**YOUR TASK:** Look for the word "title" in the entries and copy every line where it shows up.

**DATA RECORDS:**
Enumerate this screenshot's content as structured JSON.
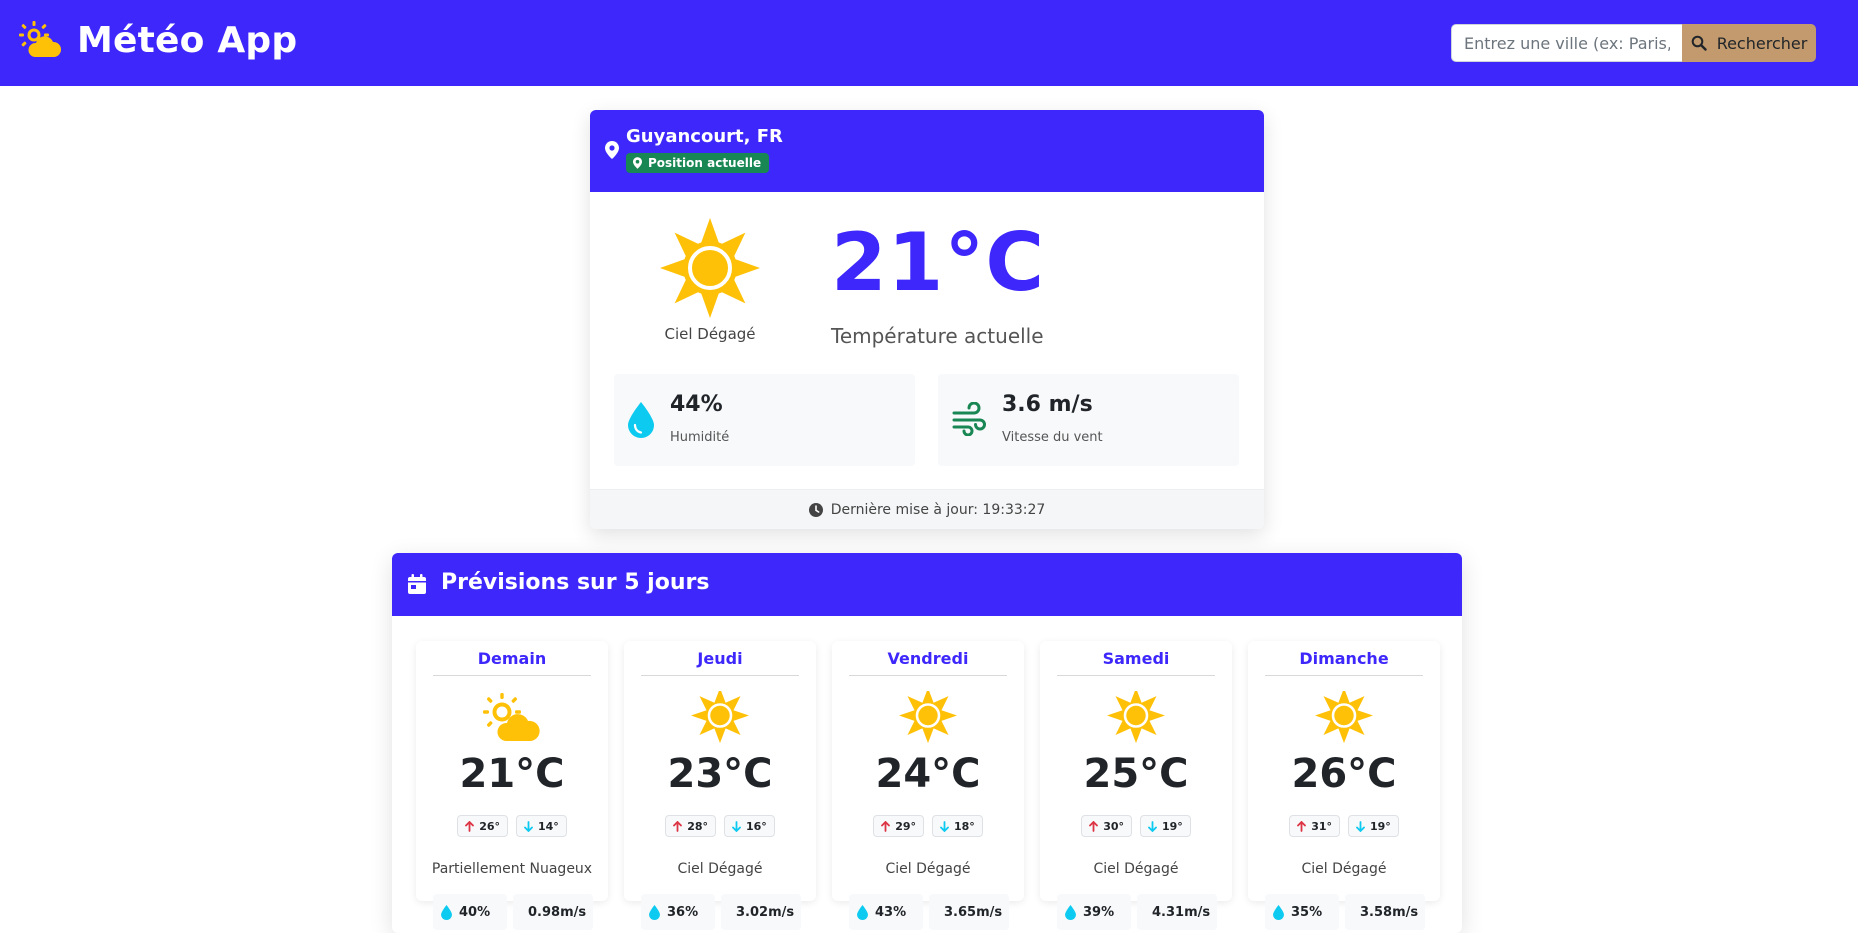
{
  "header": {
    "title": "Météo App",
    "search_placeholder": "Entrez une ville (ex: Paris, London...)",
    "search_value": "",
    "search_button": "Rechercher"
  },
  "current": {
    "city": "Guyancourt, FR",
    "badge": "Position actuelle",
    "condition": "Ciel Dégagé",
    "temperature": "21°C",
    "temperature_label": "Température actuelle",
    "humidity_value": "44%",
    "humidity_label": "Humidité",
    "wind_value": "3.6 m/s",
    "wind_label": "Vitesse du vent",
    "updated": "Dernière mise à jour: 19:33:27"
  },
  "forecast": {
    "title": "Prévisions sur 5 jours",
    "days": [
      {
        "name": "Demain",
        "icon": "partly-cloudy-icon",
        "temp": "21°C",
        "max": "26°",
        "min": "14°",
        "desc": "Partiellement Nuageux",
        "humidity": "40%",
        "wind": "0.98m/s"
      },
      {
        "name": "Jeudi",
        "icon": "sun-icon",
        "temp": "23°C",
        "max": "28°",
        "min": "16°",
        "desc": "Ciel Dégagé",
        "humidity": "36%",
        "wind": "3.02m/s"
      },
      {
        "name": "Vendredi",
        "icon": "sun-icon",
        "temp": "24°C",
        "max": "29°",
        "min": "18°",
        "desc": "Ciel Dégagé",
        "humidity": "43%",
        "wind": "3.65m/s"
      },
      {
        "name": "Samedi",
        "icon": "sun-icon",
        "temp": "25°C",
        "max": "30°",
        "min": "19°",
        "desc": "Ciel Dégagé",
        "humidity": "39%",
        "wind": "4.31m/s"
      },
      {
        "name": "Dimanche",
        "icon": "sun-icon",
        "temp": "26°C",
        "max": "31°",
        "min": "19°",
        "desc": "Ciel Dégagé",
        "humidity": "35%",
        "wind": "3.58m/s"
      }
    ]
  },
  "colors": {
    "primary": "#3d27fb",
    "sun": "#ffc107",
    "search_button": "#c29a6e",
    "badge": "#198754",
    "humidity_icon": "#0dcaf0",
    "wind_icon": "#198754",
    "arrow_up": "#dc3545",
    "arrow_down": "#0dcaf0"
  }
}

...

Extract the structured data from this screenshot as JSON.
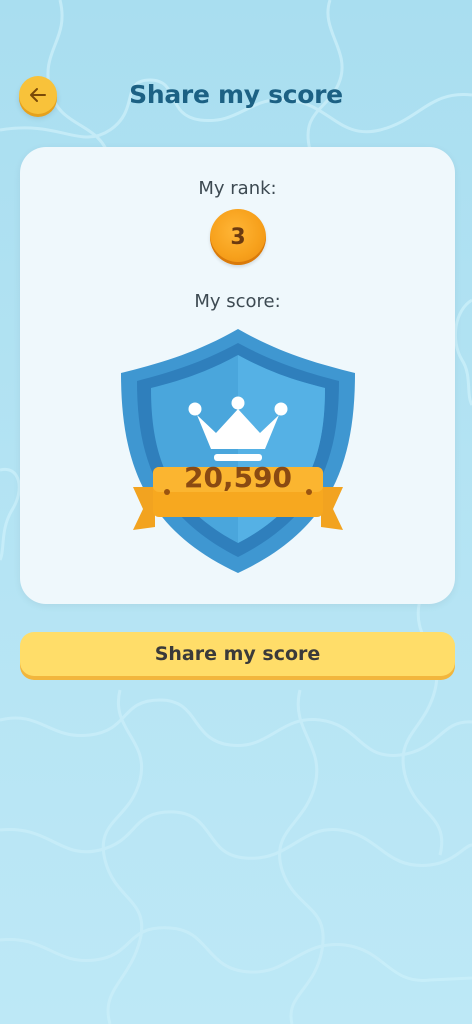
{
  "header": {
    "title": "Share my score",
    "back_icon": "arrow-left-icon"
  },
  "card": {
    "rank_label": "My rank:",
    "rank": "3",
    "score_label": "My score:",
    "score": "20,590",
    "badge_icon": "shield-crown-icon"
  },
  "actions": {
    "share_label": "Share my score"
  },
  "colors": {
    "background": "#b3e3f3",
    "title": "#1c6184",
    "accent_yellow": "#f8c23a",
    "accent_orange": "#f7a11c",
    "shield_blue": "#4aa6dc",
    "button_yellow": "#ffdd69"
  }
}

**ANSWER TO THIS PROBLEM:**
    "title": "Météo App",
    "title": "Prévisions sur 5 jours",
    "title": "Share my score",
    "title": "#1c6184",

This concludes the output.